    • Like Like x 1
  5. Thanks mate the reason for posting was just to pass on to other noobs like myself A: what can happen and B : That you can get yourself out of it if you remember the basics of what has been posted here.

    It probably wasnt perfect but it worked o_O
  6. #6 Jeffco, Apr 30, 2013
    Last edited: Apr 30, 2013
    Had a good look but I dont think thats me, Helmet appears to be black mine is red, If it's the same bike Ive seen before I think it's a similar vintage virago, but if it is another EL gotta love the choice of ride. :cool:
  7. that was smee on the virago, wearing a dress.
    • Like Like x 2
  8. You obviously have a lot of faith in the cage drivers you ride between @oz-riley
  9. Newbie (3 weeks on L’s) having a practice ride for my second adventure on to an 80km/h 3 lane busy highway – Banksia St Heidelberg.

    Had been stuck behind a very slow van with dings all over it and a cracked rear window for a while. Had been a good little rider staying well back.

    Came to merging lane head check and no-one in the left hand or middle lane, indicator on, did a good head check to look behind, look forwards again. F*rk! the van has come to a dead stop with no cars in the 2 adjacent lanes:shock:. Closing rapidly, grab the brakes hard. Struth not going to stop in time! Brain has time to wonder if all the dents are from bikes bouncing off the van. Off brakes, counter steer to slip down the right hand side, on the gas hoping the lane is still clear. Thank the lord it was.

    I think my heart was pounding quicker than the bikes single.

    Is there a Patron Saint for Motorcyclists?
  10. #10 oz-riley, May 1, 2013
    Last edited: May 1, 2013
    Yes, that rider had a Black helmet, no problem, thought it might have been you.

    I have no faith in the cagers at all, have a lot of near misses on these trips.
  11. They are some incredibly well behaved drivers. I am genuinely shocked.

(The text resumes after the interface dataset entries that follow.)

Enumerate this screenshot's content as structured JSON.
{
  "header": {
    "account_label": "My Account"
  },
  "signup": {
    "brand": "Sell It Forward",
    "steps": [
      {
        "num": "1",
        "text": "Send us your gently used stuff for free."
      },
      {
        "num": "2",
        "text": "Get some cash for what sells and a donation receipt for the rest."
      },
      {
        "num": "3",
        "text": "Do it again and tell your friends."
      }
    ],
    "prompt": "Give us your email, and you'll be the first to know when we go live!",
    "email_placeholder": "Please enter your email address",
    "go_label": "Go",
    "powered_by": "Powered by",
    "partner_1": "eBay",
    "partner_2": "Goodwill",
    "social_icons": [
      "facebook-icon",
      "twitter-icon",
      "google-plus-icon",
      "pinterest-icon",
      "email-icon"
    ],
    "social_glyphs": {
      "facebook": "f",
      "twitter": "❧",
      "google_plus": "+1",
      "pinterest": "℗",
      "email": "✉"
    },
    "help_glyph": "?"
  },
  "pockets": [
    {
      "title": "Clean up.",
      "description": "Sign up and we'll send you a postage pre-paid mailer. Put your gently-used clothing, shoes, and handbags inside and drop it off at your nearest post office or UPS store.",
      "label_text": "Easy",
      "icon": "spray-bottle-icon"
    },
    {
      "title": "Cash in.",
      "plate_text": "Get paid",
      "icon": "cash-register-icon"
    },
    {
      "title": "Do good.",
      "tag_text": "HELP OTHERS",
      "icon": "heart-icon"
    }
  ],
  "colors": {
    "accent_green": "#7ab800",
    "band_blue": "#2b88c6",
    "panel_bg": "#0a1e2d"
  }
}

    Also, good work to the OP for looking to improve what you can help, not allocate blame around.
  12. You're kidding?
  13. Ive have found alot of drivers to be good, when Ive been riding in, having said that I have more faith in my own instinct, Skill & experience (limited as it may be still) than of those around me.
  14. #14 Jeffco, May 1, 2013
    Last edited: May 1, 2013
    Well done for surving it and as it has been said many times here before, review it your own mind to see what you could have done better if anything.

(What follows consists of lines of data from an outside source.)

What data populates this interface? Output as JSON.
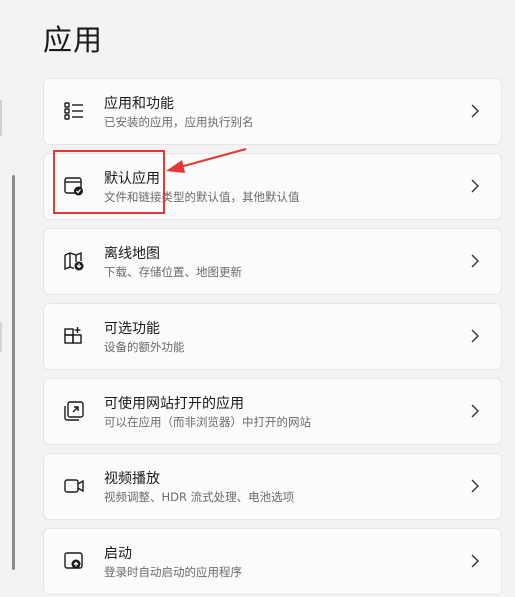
{
  "page": {
    "title": "应用"
  },
  "cards": [
    {
      "icon": "apps-list-icon",
      "title": "应用和功能",
      "subtitle": "已安装的应用，应用执行别名"
    },
    {
      "icon": "default-apps-icon",
      "title": "默认应用",
      "subtitle": "文件和链接类型的默认值，其他默认值"
    },
    {
      "icon": "offline-maps-icon",
      "title": "离线地图",
      "subtitle": "下载、存储位置、地图更新"
    },
    {
      "icon": "optional-features-icon",
      "title": "可选功能",
      "subtitle": "设备的额外功能"
    },
    {
      "icon": "apps-for-websites-icon",
      "title": "可使用网站打开的应用",
      "subtitle": "可以在应用（而非浏览器）中打开的网站"
    },
    {
      "icon": "video-playback-icon",
      "title": "视频播放",
      "subtitle": "视频调整、HDR 流式处理、电池选项"
    },
    {
      "icon": "startup-icon",
      "title": "启动",
      "subtitle": "登录时自动启动的应用程序"
    }
  ],
  "annotation": {
    "color": "#e53935"
  }
}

    My ride in today was far less eventful :D
  15. Hmmm I can't even begin to think why?

    Perhaps you should alter your riding style if near misses are a common occurrence?
  16. I just don't get why some people have so many near misses. I spend a lot of time on the road, most of it on four wheels unfortunately, but I can't remember the last time I saw a near miss involving a motorbike.
    Admittedly I'm in Radelaide and we don't have the traffic density of Sydney and Melbourne, but even looking at NR it seems to be that most riders either don't have or don't rate near misses.
    So what makes some people have so many? Is it aggressive riding style, lack of tolerance, lack of road experience generally or just a sense of the dramatic.
    Not having a go at any one in particular here, just curious to see what other people think of this anomaly, if that's what it is.
  17. For me I think its a case of little bike syndrome. I have had several instances where cars have started to merge into my lane I hit horn the driver turns head sees little bike and proceeds to come in regardless.

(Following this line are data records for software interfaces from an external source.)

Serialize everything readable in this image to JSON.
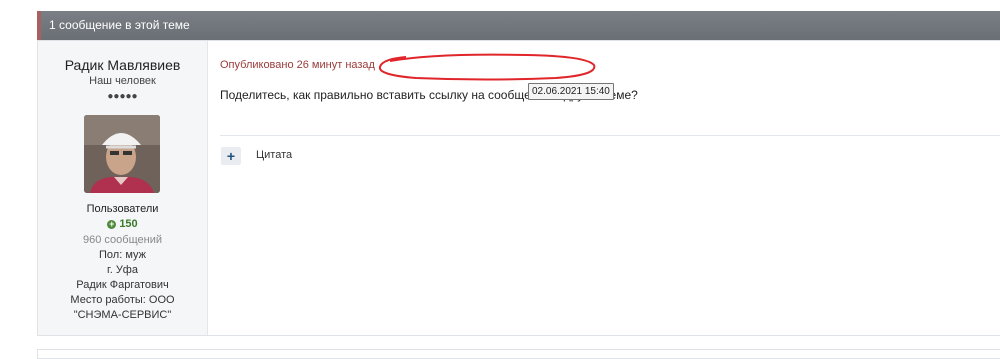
{
  "topic": {
    "header": "1 сообщение в этой теме"
  },
  "author": {
    "name": "Радик Мавлявиев",
    "title": "Наш человек",
    "pips": "●●●●●",
    "group": "Пользователи",
    "reputation": "150",
    "posts": "960 сообщений",
    "gender": "Пол: муж",
    "city": "г. Уфа",
    "first_name": "Радик Фаргатович",
    "work_line1": "Место работы: ООО",
    "work_line2": "\"СНЭМА-СЕРВИС\""
  },
  "post": {
    "posted": "Опубликовано 26 минут назад",
    "tooltip": "02.06.2021 15:40",
    "text": "Поделитесь, как правильно вставить ссылку на сообщение в другой теме?",
    "quote_label": "Цитата"
  },
  "colors": {
    "annotation_circle": "#e0262a",
    "reputation_green": "#4d8a3a",
    "posted_text": "#9a3b3b"
  },
  "icons": {
    "quote": "plus-icon",
    "reputation": "plus-circle-icon"
  }
}
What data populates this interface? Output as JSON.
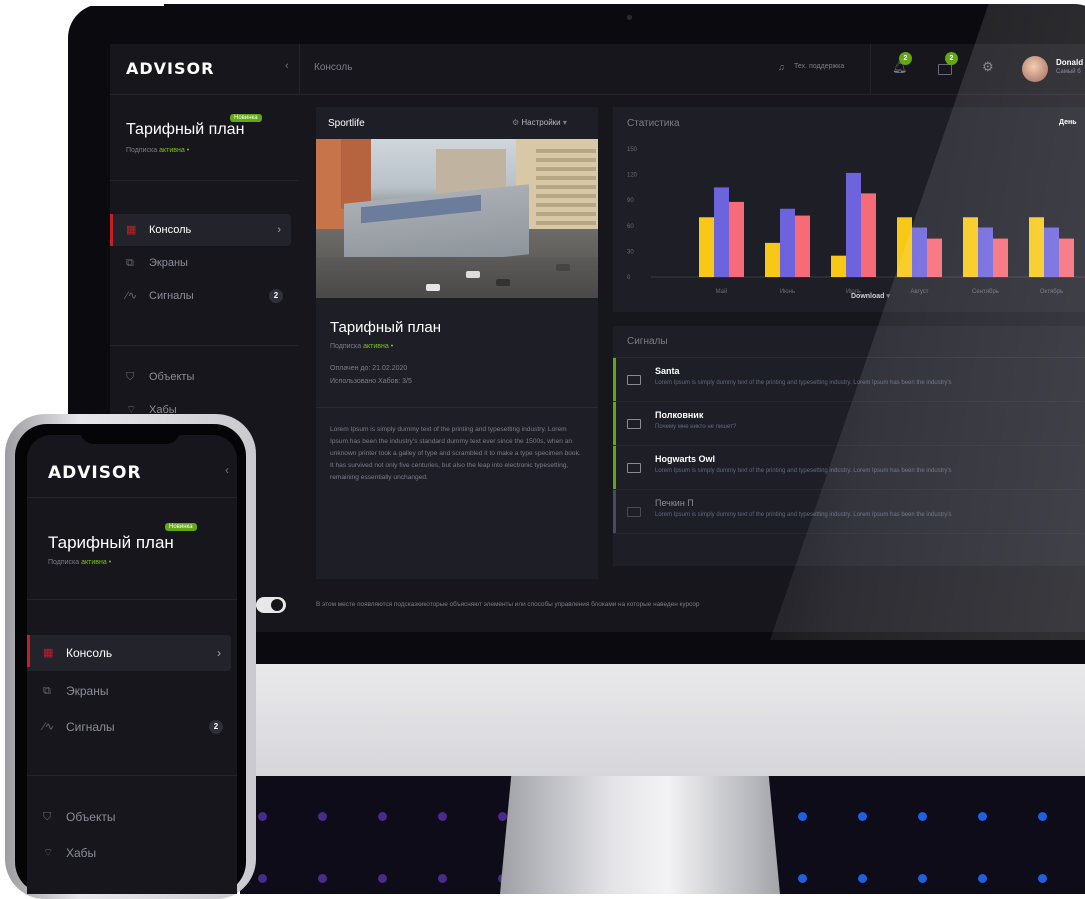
{
  "brand": {
    "logo": "ADVISOR"
  },
  "topbar": {
    "breadcrumb": "Консоль",
    "support_label": "Тех. поддержка",
    "notifications_count": "2",
    "messages_count": "2",
    "user_name": "Donald",
    "user_role": "Самый б"
  },
  "sidebar": {
    "plan_title": "Тарифный план",
    "new_badge": "Новинка",
    "subscription_prefix": "Подписка",
    "subscription_status": "активна",
    "status_dot": "•",
    "items": [
      {
        "label": "Консоль",
        "icon": "grid-icon",
        "active": true
      },
      {
        "label": "Экраны",
        "icon": "screens-icon"
      },
      {
        "label": "Сигналы",
        "icon": "signal-icon",
        "count": "2"
      },
      {
        "label": "Объекты",
        "icon": "shield-icon"
      },
      {
        "label": "Хабы",
        "icon": "wifi-icon"
      }
    ]
  },
  "object_card": {
    "title": "Sportlife",
    "settings_label": "Настройки",
    "plan_title": "Тарифный план",
    "subscription_prefix": "Подписка",
    "subscription_status": "активна",
    "paid_until": "Оплачен до: 21.02.2020",
    "hubs_used": "Использовано Хабов: 3/5",
    "description": "Lorem Ipsum is simply dummy text of the printing and typesetting industry. Lorem Ipsum has been the industry's standard dummy text ever since the 1500s, when an unknown printer took a galley of type and scrambled it to make a type specimen book. It has survived not only five centuries, but also the leap into electronic typesetting, remaining essentially unchanged."
  },
  "stats_card": {
    "title": "Статистика",
    "period": "День",
    "download_label": "Download"
  },
  "chart_data": {
    "type": "bar",
    "categories": [
      "Май",
      "Июнь",
      "Июль",
      "Август",
      "Сентябрь",
      "Октябрь"
    ],
    "yticks": [
      "150",
      "120",
      "90",
      "60",
      "30",
      "0"
    ],
    "ylim": [
      0,
      150
    ],
    "series": [
      {
        "color": "#f7c815",
        "values": [
          70,
          40,
          25,
          70,
          70,
          70
        ]
      },
      {
        "color": "#6d63dc",
        "values": [
          105,
          80,
          122,
          58,
          58,
          58
        ]
      },
      {
        "color": "#f76a77",
        "values": [
          88,
          72,
          98,
          45,
          45,
          45
        ]
      }
    ]
  },
  "signals_card": {
    "title": "Сигналы",
    "items": [
      {
        "title": "Santa",
        "text": "Lorem Ipsum is simply dummy text of the printing and typesetting industry. Lorem Ipsum has been the industry's",
        "color": "#63a616"
      },
      {
        "title": "Полковник",
        "text": "Почему мне никто не пишет?",
        "color": "#63a616"
      },
      {
        "title": "Hogwarts Owl",
        "text": "Lorem Ipsum is simply dummy text of the printing and typesetting industry. Lorem Ipsum has been the industry's",
        "color": "#63a616"
      },
      {
        "title": "Печкин П",
        "text": "Lorem Ipsum is simply dummy text of the printing and typesetting industry. Lorem Ipsum has been the industry's",
        "color": "#4a4a66"
      }
    ]
  },
  "footer_hint": "В этом месте появляются подсказкикоторые объясняют элементы или способы управления блоками на которые наведен курсор"
}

    I don't post about those instances cause there's no point I've learnt to adjust my riding to allow for the fact that small bike standard horn = car drivers (a lot of them) not giving a fuvk.
  18. Be seen to be aggressive or not be seen at all.
    Ride big and mean and always pussy out.
    Also a loud exhaust helps.
  19. Think I need a bigger bike with louder exhaust :)
  20. Isn't that the default state of existence?
    • Agree Agree x 1